Coronation Day 1953

Things were different then. The coal mine worked.
Doors were left unlocked. Strangers welcomed.
Though the eleven plus split up school friends,
The National Union of Mine Workers and the colliery’s village people
stood by each other.
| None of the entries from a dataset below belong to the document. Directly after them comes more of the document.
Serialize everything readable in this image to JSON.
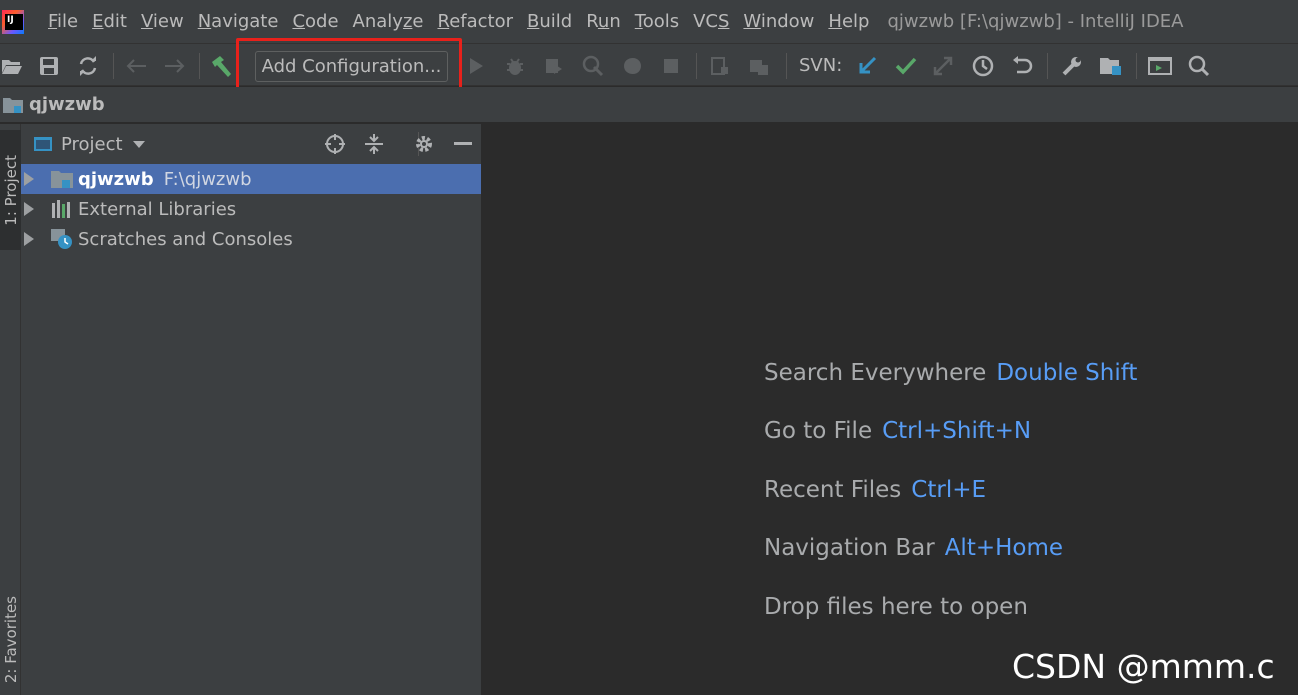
{
  "menu": {
    "items": [
      "File",
      "Edit",
      "View",
      "Navigate",
      "Code",
      "Analyze",
      "Refactor",
      "Build",
      "Run",
      "Tools",
      "VCS",
      "Window",
      "Help"
    ],
    "window_title": "qjwzwb [F:\\qjwzwb] - IntelliJ IDEA"
  },
  "toolbar": {
    "config_label": "Add Configuration...",
    "svn_label": "SVN:",
    "icons": [
      "open-folder-icon",
      "save-icon",
      "sync-icon",
      "back-arrow-icon",
      "forward-arrow-icon",
      "build-hammer-icon",
      "run-icon",
      "debug-icon",
      "coverage-icon",
      "profile-icon",
      "attach-icon",
      "stop-icon",
      "layout-icon",
      "package-icon",
      "svn-update-icon",
      "svn-commit-icon",
      "svn-compare-icon",
      "history-icon",
      "revert-icon",
      "settings-wrench-icon",
      "project-structure-icon",
      "terminal-icon",
      "search-icon"
    ]
  },
  "navbar": {
    "project_name": "qjwzwb"
  },
  "left_stripe": {
    "project_tab": "1: Project",
    "favorites_tab": "2: Favorites"
  },
  "project_panel": {
    "title": "Project",
    "tree": [
      {
        "label": "qjwzwb",
        "path": "F:\\qjwzwb",
        "selected": true
      },
      {
        "label": "External Libraries",
        "path": "",
        "selected": false
      },
      {
        "label": "Scratches and Consoles",
        "path": "",
        "selected": false
      }
    ]
  },
  "editor_hints": [
    {
      "text": "Search Everywhere",
      "key": "Double Shift"
    },
    {
      "text": "Go to File",
      "key": "Ctrl+Shift+N"
    },
    {
      "text": "Recent Files",
      "key": "Ctrl+E"
    },
    {
      "text": "Navigation Bar",
      "key": "Alt+Home"
    },
    {
      "text": "Drop files here to open",
      "key": ""
    }
  ],
  "watermark": "CSDN @mmm.c",
  "colors": {
    "accent_link": "#589df6",
    "selection": "#4b6eaf",
    "highlight_box": "#e8211b"
  }
}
A cup of sugar easily asked for and given.

There’s not much I remember.
I know I was given a mug with the Queen on it
I think from school.
There was a house – or was it a shop –
decorated with red white and blue flags,
Queen and Duke of Edinburgh statues waved from the balcony.
They looked so real I think I might have curtsied.
A maypole of moving patterns,
the dancers shaped with coloured ribbons
to music squeezed from an accordion.

I have no recognition of where this happened
dad said was in the rec. with sports and games.
Colliery band played dance tunes on the bandstand.
Some street parties, trestles borrowed from the Miners Hall
crackets and forms brought out of homes,
best tablecloths spread with food.

That’s it, not a great lot to tell except –
the weather was grey.

Ann Miller